Even though they say it’s made by Afghans, we sensed a bit of Western influence. It was confirmed when we found a story on NPR about the show.
Loosely inspired by American TV thrillers such as 24, the show has plenty of cartoonish action, but the people behind it, including financial support from the U.S. Embassy in Kabul, are hoping it also conveys a message. The show’s cast and crew say Eagle Four is designed to build trust and respect for the police in a country where many people see their police forces as corrupt, brutal and indifferent.
Trudi-Ann Tierney, one of several Australian TV veterans who helped produce the series, says that she and other team members aren’t allowed to talk about funding for the program, which is produced by an Afghan company, Tolo Television. U.S. Embassy spokeswoman Caitlin Hayden confirmed that the embassy provides funding for the program. “We see this as an opportunity not only to help support the Afghan media sector, but hopefully also encourage a dialogue among Afghans about the role of the police in society and their growing capabilities,” she said. Hayden refused to say what it is costing U.S. taxpayers to fund the 13 episodes of this season’s program.

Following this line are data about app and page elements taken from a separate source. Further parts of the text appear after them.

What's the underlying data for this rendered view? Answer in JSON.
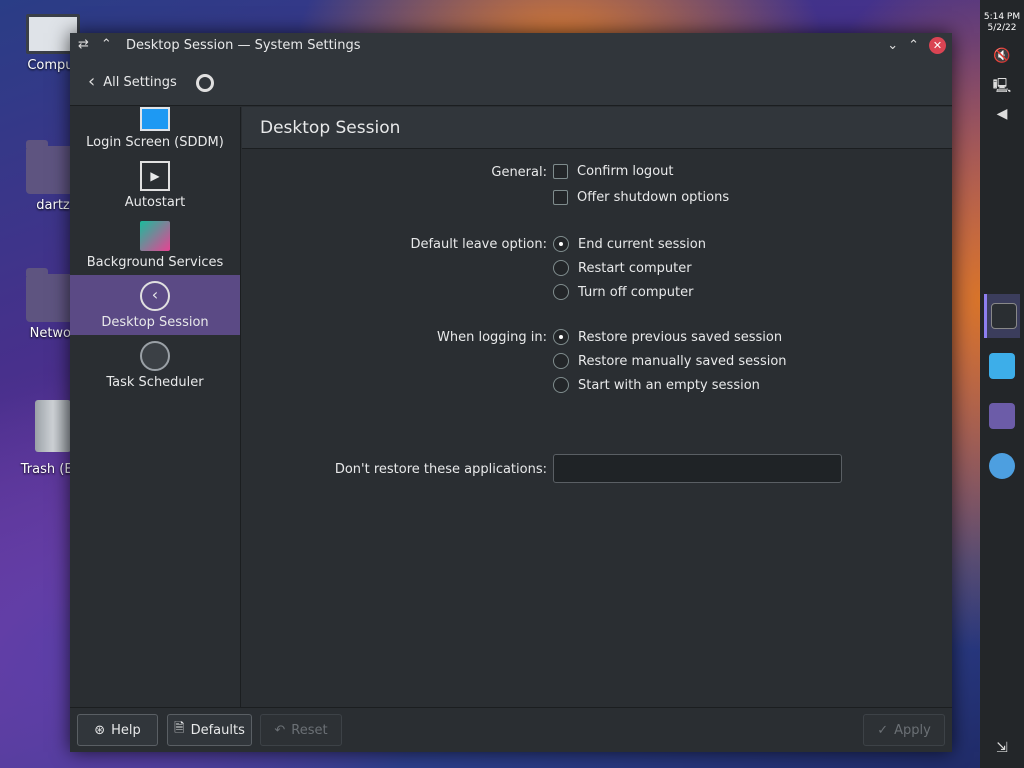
{
  "desktop": {
    "icons": [
      {
        "label": "Comput"
      },
      {
        "label": "dartz"
      },
      {
        "label": "Networ"
      },
      {
        "label": "Trash (Em"
      }
    ]
  },
  "panel": {
    "time": "5:14 PM",
    "date": "5/2/22"
  },
  "window": {
    "title": "Desktop Session — System Settings",
    "back_label": "All Settings"
  },
  "sidebar": {
    "items": [
      {
        "label": "Login Screen (SDDM)",
        "icon": "monitor-icon"
      },
      {
        "label": "Autostart",
        "icon": "play-icon"
      },
      {
        "label": "Background Services",
        "icon": "bell-icon"
      },
      {
        "label": "Desktop Session",
        "icon": "back-circle-icon",
        "selected": true
      },
      {
        "label": "Task Scheduler",
        "icon": "clock-icon"
      }
    ]
  },
  "content": {
    "heading": "Desktop Session",
    "general": {
      "label": "General:",
      "confirm_logout": "Confirm logout",
      "offer_shutdown": "Offer shutdown options"
    },
    "leave": {
      "label": "Default leave option:",
      "end_session": "End current session",
      "restart": "Restart computer",
      "turn_off": "Turn off computer",
      "selected": "End current session"
    },
    "login": {
      "label": "When logging in:",
      "restore_previous": "Restore previous saved session",
      "restore_manual": "Restore manually saved session",
      "start_empty": "Start with an empty session",
      "selected": "Restore previous saved session"
    },
    "exclude": {
      "label": "Don't restore these applications:",
      "value": ""
    }
  },
  "footer": {
    "help": "Help",
    "defaults": "Defaults",
    "reset": "Reset",
    "apply": "Apply"
  }
}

TOLO television was created by the MOBY Group, which has its hands in media and technology. Moby Group is run by four Afghan-born brothers with the last name Mohseni, who became very successful living in Australia in the fields of business, finance, and law. The chairman is Saad Mohseni, who is kind of like Afghanistan’s Rupert Murdoch. When he returned to his homeland in 2002, the United States Agency for International Development (USAID) helped fund his radio and TV operations. NPR says that 10% of his budget goes to security, and that many Afghans think he is broadcasting immoral, offensive material. Imagine what might happen if they showed female cleavage and leg.
The Moby Group is also responsible for the very interesting Afghan Scene magazine. By the way, TOLO also shows episodes of 24.